The approach of making comic characters seem more realistic is in the history of where the medium comes from, illustrative approaches like Howard Pyle's depicting Robin Hood to Alex Raymond's creating Flash Gordon, the precursor of all superheroes. Realism is not a thing removed from the worlds of the fantastic, and as it is now, a predominant number of comic art styles in the U.S. are realistic.
When you came into the comics scene with your photorealistic style, were you actively trying to be different from other artists?
I was actively trying to provide the painted approach I saw other artists do put toward the more commercial mainstream subject of comics superheroes. Most of the trailblazing painters in comics were building a more independent landscape of expression, devoid of the commercial properties, whereas I wanted to embrace that subject matter that was most popular with readers like myself.
Do you feel your style has changed since you began as a comic artist?
Not the intent, but certainly my execution must have grown. There is also an aspect of trying to find new ground I haven't yet covered in my years thus far.
What do you prefer: Creating your own characters from scratch, or working on existing ones such as Superman and Batman?
There's something to be gained by using preexisting legends because their relatability to the audience is already long since established. If you get to use those character archetypes, you're already borrowing from the work that's been done before you to establish them in the reader and viewers' eye. New characters are a thing I enjoy creating, but I've yet to fully invest myself in the journey of any new characters as a sole pursuit of my storytelling.
Do you see digital comic art as a good or bad thing, and what has influenced your decision to paint traditionally?

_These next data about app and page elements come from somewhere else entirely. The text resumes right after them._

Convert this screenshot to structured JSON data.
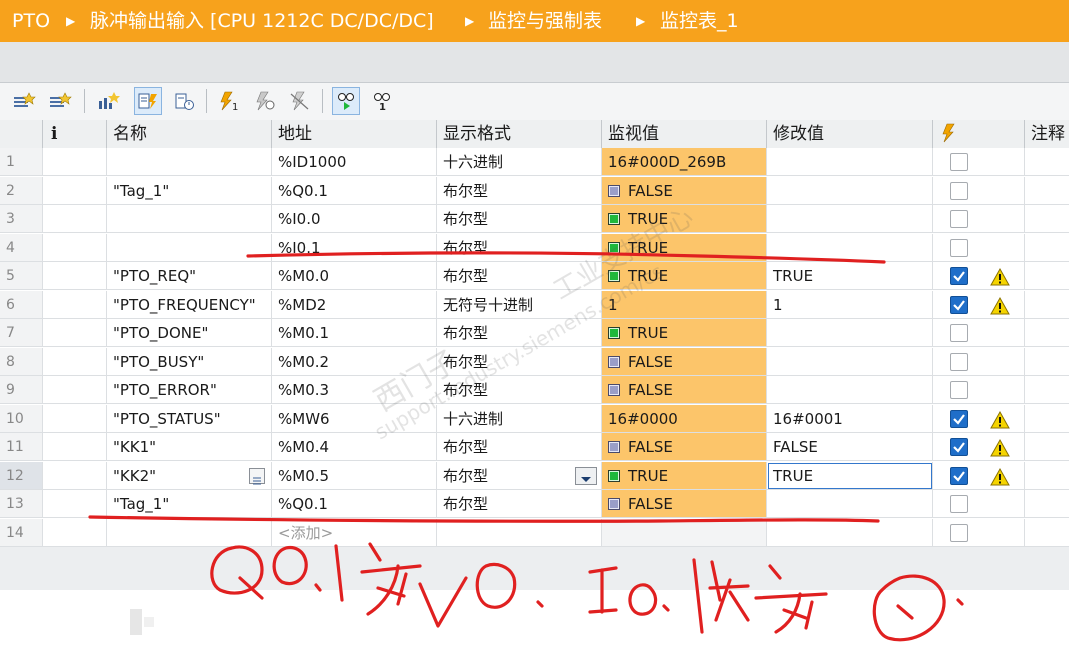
{
  "breadcrumb": {
    "items": [
      "PTO",
      "脉冲输出输入 [CPU 1212C DC/DC/DC]",
      "监控与强制表",
      "监控表_1"
    ]
  },
  "toolbar": {
    "icons": [
      "insert-row-icon",
      "add-row-icon",
      "update-values-icon",
      "show-all-modify-icon",
      "show-monitor-icon",
      "modify-now-icon",
      "modify-trigger-icon",
      "disable-periphery-icon",
      "monitor-all-icon",
      "monitor-once-icon"
    ]
  },
  "table": {
    "headers": [
      "名称",
      "地址",
      "显示格式",
      "监视值",
      "修改值",
      "注释"
    ],
    "rows": [
      {
        "num": "1",
        "name": "",
        "address": "%ID1000",
        "format": "十六进制",
        "monitor": "16#000D_269B",
        "mstate": "",
        "modify": "",
        "checked": false,
        "warn": false
      },
      {
        "num": "2",
        "name": "\"Tag_1\"",
        "address": "%Q0.1",
        "format": "布尔型",
        "monitor": "FALSE",
        "mstate": "f",
        "modify": "",
        "checked": false,
        "warn": false
      },
      {
        "num": "3",
        "name": "",
        "address": "%I0.0",
        "format": "布尔型",
        "monitor": "TRUE",
        "mstate": "t",
        "modify": "",
        "checked": false,
        "warn": false
      },
      {
        "num": "4",
        "name": "",
        "address": "%I0.1",
        "format": "布尔型",
        "monitor": "TRUE",
        "mstate": "t",
        "modify": "",
        "checked": false,
        "warn": false
      },
      {
        "num": "5",
        "name": "\"PTO_REQ\"",
        "address": "%M0.0",
        "format": "布尔型",
        "monitor": "TRUE",
        "mstate": "t",
        "modify": "TRUE",
        "checked": true,
        "warn": true
      },
      {
        "num": "6",
        "name": "\"PTO_FREQUENCY\"",
        "address": "%MD2",
        "format": "无符号十进制",
        "monitor": "1",
        "mstate": "",
        "modify": "1",
        "checked": true,
        "warn": true
      },
      {
        "num": "7",
        "name": "\"PTO_DONE\"",
        "address": "%M0.1",
        "format": "布尔型",
        "monitor": "TRUE",
        "mstate": "t",
        "modify": "",
        "checked": false,
        "warn": false
      },
      {
        "num": "8",
        "name": "\"PTO_BUSY\"",
        "address": "%M0.2",
        "format": "布尔型",
        "monitor": "FALSE",
        "mstate": "f",
        "modify": "",
        "checked": false,
        "warn": false
      },
      {
        "num": "9",
        "name": "\"PTO_ERROR\"",
        "address": "%M0.3",
        "format": "布尔型",
        "monitor": "FALSE",
        "mstate": "f",
        "modify": "",
        "checked": false,
        "warn": false
      },
      {
        "num": "10",
        "name": "\"PTO_STATUS\"",
        "address": "%MW6",
        "format": "十六进制",
        "monitor": "16#0000",
        "mstate": "",
        "modify": "16#0001",
        "checked": true,
        "warn": true
      },
      {
        "num": "11",
        "name": "\"KK1\"",
        "address": "%M0.4",
        "format": "布尔型",
        "monitor": "FALSE",
        "mstate": "f",
        "modify": "FALSE",
        "checked": true,
        "warn": true
      },
      {
        "num": "12",
        "name": "\"KK2\"",
        "address": "%M0.5",
        "format": "布尔型",
        "monitor": "TRUE",
        "mstate": "t",
        "modify": "TRUE",
        "checked": true,
        "warn": true
      },
      {
        "num": "13",
        "name": "\"Tag_1\"",
        "address": "%Q0.1",
        "format": "布尔型",
        "monitor": "FALSE",
        "mstate": "f",
        "modify": "",
        "checked": false,
        "warn": false
      },
      {
        "num": "14",
        "name": "",
        "address": "<添加>",
        "format": "",
        "monitor": "",
        "mstate": "",
        "modify": "",
        "checked": false,
        "warn": false
      }
    ]
  },
  "watermark": [
    "西门子",
    "support.industry.siemens.com/cs",
    "工业支持中心"
  ],
  "annotation": {
    "handwritten": "Q0.1为0. I0.1仍为0.",
    "ink_color": "#e02020"
  }
}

I love modern digital work for looking just like what it looks like. You should never prejudge a thing based on how it got done but just on what it appears to be. There is still a great amount of physical effort that goes into digital work and no less artistic merit. I prefer a tactile approach for myself, since that's what I've built up for so many years. Also, I enjoy creating physical originals that can be appreciated in person more than just an object that's printed out. Ultimately, I don't think that one form of craftsmanship will completely replace the other. It just may be that modern techniques will dominate.
ABOUT ROUGH JUSTICE

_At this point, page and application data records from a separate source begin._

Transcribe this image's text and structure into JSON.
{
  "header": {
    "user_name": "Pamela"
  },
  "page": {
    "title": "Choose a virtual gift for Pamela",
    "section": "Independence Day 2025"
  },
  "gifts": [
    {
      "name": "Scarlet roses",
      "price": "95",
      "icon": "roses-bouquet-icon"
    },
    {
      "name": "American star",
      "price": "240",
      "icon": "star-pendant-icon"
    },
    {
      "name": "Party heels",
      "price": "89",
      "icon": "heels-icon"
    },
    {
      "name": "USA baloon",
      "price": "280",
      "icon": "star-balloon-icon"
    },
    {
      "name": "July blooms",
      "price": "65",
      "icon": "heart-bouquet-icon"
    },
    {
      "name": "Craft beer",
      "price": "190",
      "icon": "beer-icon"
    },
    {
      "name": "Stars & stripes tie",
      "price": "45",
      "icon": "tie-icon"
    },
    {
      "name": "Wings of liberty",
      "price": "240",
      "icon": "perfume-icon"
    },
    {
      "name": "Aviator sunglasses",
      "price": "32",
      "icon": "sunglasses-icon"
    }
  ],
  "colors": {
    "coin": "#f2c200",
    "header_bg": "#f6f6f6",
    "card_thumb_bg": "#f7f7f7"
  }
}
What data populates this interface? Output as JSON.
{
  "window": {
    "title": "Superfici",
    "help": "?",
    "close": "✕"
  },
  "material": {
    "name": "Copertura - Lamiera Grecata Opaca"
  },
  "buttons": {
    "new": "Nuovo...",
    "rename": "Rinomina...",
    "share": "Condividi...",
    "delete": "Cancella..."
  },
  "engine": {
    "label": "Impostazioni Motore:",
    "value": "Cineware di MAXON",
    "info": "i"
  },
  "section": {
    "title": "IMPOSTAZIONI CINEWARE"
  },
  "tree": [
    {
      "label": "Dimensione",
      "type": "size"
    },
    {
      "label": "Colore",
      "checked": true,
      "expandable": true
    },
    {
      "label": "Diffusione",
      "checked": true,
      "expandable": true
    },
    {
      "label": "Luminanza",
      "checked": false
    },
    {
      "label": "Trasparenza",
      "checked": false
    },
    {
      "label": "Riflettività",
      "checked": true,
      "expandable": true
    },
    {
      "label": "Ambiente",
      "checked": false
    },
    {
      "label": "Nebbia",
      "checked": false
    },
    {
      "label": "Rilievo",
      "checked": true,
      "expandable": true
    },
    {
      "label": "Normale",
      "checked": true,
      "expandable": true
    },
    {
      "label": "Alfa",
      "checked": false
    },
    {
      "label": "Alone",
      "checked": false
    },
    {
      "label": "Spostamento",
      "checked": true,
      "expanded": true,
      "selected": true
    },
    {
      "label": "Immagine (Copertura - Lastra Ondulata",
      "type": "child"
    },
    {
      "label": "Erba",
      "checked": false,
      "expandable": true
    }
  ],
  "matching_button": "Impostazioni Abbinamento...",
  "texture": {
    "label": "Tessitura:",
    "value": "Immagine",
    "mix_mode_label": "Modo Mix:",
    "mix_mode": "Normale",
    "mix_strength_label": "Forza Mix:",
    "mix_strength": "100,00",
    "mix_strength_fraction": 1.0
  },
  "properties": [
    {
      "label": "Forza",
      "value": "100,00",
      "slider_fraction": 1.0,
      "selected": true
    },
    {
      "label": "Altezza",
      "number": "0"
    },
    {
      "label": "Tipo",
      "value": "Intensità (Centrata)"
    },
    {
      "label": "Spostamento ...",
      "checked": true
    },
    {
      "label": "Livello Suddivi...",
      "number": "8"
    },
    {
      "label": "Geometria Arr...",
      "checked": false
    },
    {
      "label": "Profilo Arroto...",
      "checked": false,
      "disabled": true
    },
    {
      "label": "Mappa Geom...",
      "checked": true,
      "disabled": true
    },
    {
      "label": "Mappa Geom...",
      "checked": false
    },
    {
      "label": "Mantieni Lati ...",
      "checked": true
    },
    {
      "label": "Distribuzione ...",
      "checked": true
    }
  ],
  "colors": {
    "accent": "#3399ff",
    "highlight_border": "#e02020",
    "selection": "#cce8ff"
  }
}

From Alex Ross, the sensational, award-winning artist of the bestselling Mythology comes his never-before-seen DC Comics sketchbook.
An exclusive behind-the-scenes look at the stunning black-and-white drawings of the DC characters you loved from Mythology: Batman, Superman, Wonder Woman, Aquaman, The Flash, Green Lantern, Black Canary, and many more. All of Alex Ross’s extraordinary, hyper-realistic paintings start as pencil on paper, and some of them never get beyond that stage. None of these hundreds of graphite sketches has ever been published before, and most of them will make their only published appearance in Rough Justice. Plus, in an interview with Chip Kidd, Ross reveals his process and how these drawings translate into the finished paintings.
In 2008 Ross became the first cover artist in DC history to work simultaneously on the monthly Superman and Batman titles. All of the designs he created for an entire year–even those that did not make the final cut–are included here.